** RECORDS SUPPLIED follows **
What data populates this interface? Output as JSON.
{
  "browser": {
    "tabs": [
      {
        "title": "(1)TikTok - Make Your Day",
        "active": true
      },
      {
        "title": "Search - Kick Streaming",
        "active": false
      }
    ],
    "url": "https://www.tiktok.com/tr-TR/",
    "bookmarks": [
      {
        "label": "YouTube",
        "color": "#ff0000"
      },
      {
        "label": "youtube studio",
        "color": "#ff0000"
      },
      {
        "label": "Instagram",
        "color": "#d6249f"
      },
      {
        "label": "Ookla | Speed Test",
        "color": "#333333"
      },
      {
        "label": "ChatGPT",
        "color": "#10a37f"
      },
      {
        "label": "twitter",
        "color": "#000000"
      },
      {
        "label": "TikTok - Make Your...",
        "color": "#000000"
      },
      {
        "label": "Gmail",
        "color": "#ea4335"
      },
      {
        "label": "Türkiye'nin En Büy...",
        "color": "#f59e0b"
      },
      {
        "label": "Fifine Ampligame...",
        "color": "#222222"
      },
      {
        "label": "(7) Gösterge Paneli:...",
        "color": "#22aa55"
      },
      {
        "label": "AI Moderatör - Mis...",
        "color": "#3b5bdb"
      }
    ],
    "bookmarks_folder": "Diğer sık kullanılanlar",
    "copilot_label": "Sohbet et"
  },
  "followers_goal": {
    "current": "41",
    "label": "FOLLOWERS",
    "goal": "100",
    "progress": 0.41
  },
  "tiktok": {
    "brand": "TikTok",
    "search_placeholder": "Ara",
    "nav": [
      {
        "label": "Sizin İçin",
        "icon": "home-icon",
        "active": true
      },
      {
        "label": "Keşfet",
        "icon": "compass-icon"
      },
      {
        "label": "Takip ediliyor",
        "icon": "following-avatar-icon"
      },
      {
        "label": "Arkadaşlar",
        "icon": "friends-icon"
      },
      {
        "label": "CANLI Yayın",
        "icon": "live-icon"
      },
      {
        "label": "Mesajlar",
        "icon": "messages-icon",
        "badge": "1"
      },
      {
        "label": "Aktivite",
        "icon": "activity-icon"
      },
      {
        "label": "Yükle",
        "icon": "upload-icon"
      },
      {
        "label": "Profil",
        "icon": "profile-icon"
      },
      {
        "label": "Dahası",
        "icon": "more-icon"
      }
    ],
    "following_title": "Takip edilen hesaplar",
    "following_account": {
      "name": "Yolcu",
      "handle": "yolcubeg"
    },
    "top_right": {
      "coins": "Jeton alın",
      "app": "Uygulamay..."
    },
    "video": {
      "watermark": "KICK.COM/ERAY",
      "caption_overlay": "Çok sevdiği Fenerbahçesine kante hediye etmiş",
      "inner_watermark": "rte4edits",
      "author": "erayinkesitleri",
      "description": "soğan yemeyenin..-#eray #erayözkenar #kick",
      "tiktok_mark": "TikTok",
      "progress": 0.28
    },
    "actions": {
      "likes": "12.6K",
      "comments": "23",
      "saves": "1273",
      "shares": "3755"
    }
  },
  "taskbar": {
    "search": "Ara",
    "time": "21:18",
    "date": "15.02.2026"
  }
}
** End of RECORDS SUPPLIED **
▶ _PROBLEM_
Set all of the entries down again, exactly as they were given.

▶ _SOLUTION TO THIS TASK_
What data populates this interface? Output as JSON.
{
  "browser": {
    "tabs": [
      {
        "title": "(1)TikTok - Make Your Day",
        "active": true
      },
      {
        "title": "Search - Kick Streaming",
        "active": false
      }
    ],
    "url": "https://www.tiktok.com/tr-TR/",
    "bookmarks": [
      {
        "label": "YouTube",
        "color": "#ff0000"
      },
      {
        "label": "youtube studio",
        "color": "#ff0000"
      },
      {
        "label": "Instagram",
        "color": "#d6249f"
      },
      {
        "label": "Ookla | Speed Test",
        "color": "#333333"
      },
      {
        "label": "ChatGPT",
        "color": "#10a37f"
      },
      {
        "label": "twitter",
        "color": "#000000"
      },
      {
        "label": "TikTok - Make Your...",
        "color": "#000000"
      },
      {
        "label": "Gmail",
        "color": "#ea4335"
      },
      {
        "label": "Türkiye'nin En Büy...",
        "color": "#f59e0b"
      },
      {
        "label": "Fifine Ampligame...",
        "color": "#222222"
      },
      {
        "label": "(7) Gösterge Paneli:...",
        "color": "#22aa55"
      },
      {
        "label": "AI Moderatör - Mis...",
        "color": "#3b5bdb"
      }
    ],
    "bookmarks_folder": "Diğer sık kullanılanlar",
    "copilot_label": "Sohbet et"
  },
  "followers_goal": {
    "current": "41",
    "label": "FOLLOWERS",
    "goal": "100",
    "progress": 0.41
  },
  "tiktok": {
    "brand": "TikTok",
    "search_placeholder": "Ara",
    "nav": [
      {
        "label": "Sizin İçin",
        "icon": "home-icon",
        "active": true
      },
      {
        "label": "Keşfet",
        "icon": "compass-icon"
      },
      {
        "label": "Takip ediliyor",
        "icon": "following-avatar-icon"
      },
      {
        "label": "Arkadaşlar",
        "icon": "friends-icon"
      },
      {
        "label": "CANLI Yayın",
        "icon": "live-icon"
      },
      {
        "label": "Mesajlar",
        "icon": "messages-icon",
        "badge": "1"
      },
      {
        "label": "Aktivite",
        "icon": "activity-icon"
      },
      {
        "label": "Yükle",
        "icon": "upload-icon"
      },
      {
        "label": "Profil",
        "icon": "profile-icon"
      },
      {
        "label": "Dahası",
        "icon": "more-icon"
      }
    ],
    "following_title": "Takip edilen hesaplar",
    "following_account": {
      "name": "Yolcu",
      "handle": "yolcubeg"
    },
    "top_right": {
      "coins": "Jeton alın",
      "app": "Uygulamay..."
    },
    "video": {
      "watermark": "KICK.COM/ERAY",
      "caption_overlay": "Çok sevdiği Fenerbahçesine kante hediye etmiş",
      "inner_watermark": "rte4edits",
      "author": "erayinkesitleri",
      "description": "soğan yemeyenin..-#eray #erayözkenar #kick",
      "tiktok_mark": "TikTok",
      "progress": 0.28
    },
    "actions": {
      "likes": "12.6K",
      "comments": "23",
      "saves": "1273",
      "shares": "3755"
    }
  },
  "taskbar": {
    "search": "Ara",
    "time": "21:18",
    "date": "15.02.2026"
  }
}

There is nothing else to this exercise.